• _About this exercise_
Set down every entry again exactly as it stands below.

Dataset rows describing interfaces
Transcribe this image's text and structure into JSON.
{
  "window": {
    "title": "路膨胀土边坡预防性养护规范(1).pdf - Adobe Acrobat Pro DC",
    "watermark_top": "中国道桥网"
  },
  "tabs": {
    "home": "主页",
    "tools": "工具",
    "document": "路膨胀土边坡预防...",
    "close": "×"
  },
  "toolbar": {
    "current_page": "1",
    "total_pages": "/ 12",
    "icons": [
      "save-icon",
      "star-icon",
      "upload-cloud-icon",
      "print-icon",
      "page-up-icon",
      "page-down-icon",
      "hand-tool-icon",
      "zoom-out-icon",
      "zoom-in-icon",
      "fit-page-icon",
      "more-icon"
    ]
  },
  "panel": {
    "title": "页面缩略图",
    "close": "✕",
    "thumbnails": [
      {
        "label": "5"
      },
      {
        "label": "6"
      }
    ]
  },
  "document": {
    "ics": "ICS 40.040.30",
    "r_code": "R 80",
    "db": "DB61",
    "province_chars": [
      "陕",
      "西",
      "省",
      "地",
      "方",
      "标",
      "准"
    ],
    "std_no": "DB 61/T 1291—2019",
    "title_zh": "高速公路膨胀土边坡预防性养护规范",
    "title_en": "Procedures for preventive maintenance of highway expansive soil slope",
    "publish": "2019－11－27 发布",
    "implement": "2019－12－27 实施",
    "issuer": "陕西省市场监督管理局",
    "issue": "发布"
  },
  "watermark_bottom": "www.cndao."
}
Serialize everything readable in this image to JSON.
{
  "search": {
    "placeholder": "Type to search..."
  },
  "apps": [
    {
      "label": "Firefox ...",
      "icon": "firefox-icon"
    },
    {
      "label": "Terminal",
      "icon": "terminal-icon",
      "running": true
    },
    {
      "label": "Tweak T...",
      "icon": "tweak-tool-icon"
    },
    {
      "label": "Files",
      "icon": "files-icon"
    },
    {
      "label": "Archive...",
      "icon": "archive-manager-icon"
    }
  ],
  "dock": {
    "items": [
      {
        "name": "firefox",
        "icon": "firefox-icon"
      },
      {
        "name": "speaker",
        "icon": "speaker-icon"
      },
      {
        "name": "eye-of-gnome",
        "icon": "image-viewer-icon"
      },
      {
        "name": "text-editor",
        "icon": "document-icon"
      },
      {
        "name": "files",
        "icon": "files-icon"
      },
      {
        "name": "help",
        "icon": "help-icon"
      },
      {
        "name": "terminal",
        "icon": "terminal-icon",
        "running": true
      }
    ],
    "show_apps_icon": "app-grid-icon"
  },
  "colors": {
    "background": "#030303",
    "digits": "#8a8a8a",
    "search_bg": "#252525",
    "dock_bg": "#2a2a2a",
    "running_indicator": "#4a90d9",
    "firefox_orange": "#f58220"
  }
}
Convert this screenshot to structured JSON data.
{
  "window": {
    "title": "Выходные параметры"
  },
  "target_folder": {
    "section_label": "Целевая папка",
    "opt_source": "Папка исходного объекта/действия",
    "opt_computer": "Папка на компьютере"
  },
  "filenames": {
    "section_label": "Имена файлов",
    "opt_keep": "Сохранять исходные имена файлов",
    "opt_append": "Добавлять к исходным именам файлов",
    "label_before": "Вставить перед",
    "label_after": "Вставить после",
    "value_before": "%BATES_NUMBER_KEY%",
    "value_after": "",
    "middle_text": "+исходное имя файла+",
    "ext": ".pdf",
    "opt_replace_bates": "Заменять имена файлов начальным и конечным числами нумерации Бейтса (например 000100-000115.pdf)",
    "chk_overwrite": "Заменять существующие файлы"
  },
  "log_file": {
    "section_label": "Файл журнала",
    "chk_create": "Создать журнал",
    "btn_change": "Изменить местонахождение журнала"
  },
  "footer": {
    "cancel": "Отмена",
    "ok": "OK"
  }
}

• _Exercise solution_
Transcribe this image's text and structure into JSON.
{
  "window": {
    "title": "路膨胀土边坡预防性养护规范(1).pdf - Adobe Acrobat Pro DC",
    "watermark_top": "中国道桥网"
  },
  "tabs": {
    "home": "主页",
    "tools": "工具",
    "document": "路膨胀土边坡预防...",
    "close": "×"
  },
  "toolbar": {
    "current_page": "1",
    "total_pages": "/ 12",
    "icons": [
      "save-icon",
      "star-icon",
      "upload-cloud-icon",
      "print-icon",
      "page-up-icon",
      "page-down-icon",
      "hand-tool-icon",
      "zoom-out-icon",
      "zoom-in-icon",
      "fit-page-icon",
      "more-icon"
    ]
  },
  "panel": {
    "title": "页面缩略图",
    "close": "✕",
    "thumbnails": [
      {
        "label": "5"
      },
      {
        "label": "6"
      }
    ]
  },
  "document": {
    "ics": "ICS 40.040.30",
    "r_code": "R 80",
    "db": "DB61",
    "province_chars": [
      "陕",
      "西",
      "省",
      "地",
      "方",
      "标",
      "准"
    ],
    "std_no": "DB 61/T 1291—2019",
    "title_zh": "高速公路膨胀土边坡预防性养护规范",
    "title_en": "Procedures for preventive maintenance of highway expansive soil slope",
    "publish": "2019－11－27 发布",
    "implement": "2019－12－27 实施",
    "issuer": "陕西省市场监督管理局",
    "issue": "发布"
  },
  "watermark_bottom": "www.cndao."
}
Serialize everything readable in this image to JSON.
{
  "search": {
    "placeholder": "Type to search..."
  },
  "apps": [
    {
      "label": "Firefox ...",
      "icon": "firefox-icon"
    },
    {
      "label": "Terminal",
      "icon": "terminal-icon",
      "running": true
    },
    {
      "label": "Tweak T...",
      "icon": "tweak-tool-icon"
    },
    {
      "label": "Files",
      "icon": "files-icon"
    },
    {
      "label": "Archive...",
      "icon": "archive-manager-icon"
    }
  ],
  "dock": {
    "items": [
      {
        "name": "firefox",
        "icon": "firefox-icon"
      },
      {
        "name": "speaker",
        "icon": "speaker-icon"
      },
      {
        "name": "eye-of-gnome",
        "icon": "image-viewer-icon"
      },
      {
        "name": "text-editor",
        "icon": "document-icon"
      },
      {
        "name": "files",
        "icon": "files-icon"
      },
      {
        "name": "help",
        "icon": "help-icon"
      },
      {
        "name": "terminal",
        "icon": "terminal-icon",
        "running": true
      }
    ],
    "show_apps_icon": "app-grid-icon"
  },
  "colors": {
    "background": "#030303",
    "digits": "#8a8a8a",
    "search_bg": "#252525",
    "dock_bg": "#2a2a2a",
    "running_indicator": "#4a90d9",
    "firefox_orange": "#f58220"
  }
}
Convert this screenshot to structured JSON data.
{
  "window": {
    "title": "Выходные параметры"
  },
  "target_folder": {
    "section_label": "Целевая папка",
    "opt_source": "Папка исходного объекта/действия",
    "opt_computer": "Папка на компьютере"
  },
  "filenames": {
    "section_label": "Имена файлов",
    "opt_keep": "Сохранять исходные имена файлов",
    "opt_append": "Добавлять к исходным именам файлов",
    "label_before": "Вставить перед",
    "label_after": "Вставить после",
    "value_before": "%BATES_NUMBER_KEY%",
    "value_after": "",
    "middle_text": "+исходное имя файла+",
    "ext": ".pdf",
    "opt_replace_bates": "Заменять имена файлов начальным и конечным числами нумерации Бейтса (например 000100-000115.pdf)",
    "chk_overwrite": "Заменять существующие файлы"
  },
  "log_file": {
    "section_label": "Файл журнала",
    "chk_create": "Создать журнал",
    "btn_change": "Изменить местонахождение журнала"
  },
  "footer": {
    "cancel": "Отмена",
    "ok": "OK"
  }
}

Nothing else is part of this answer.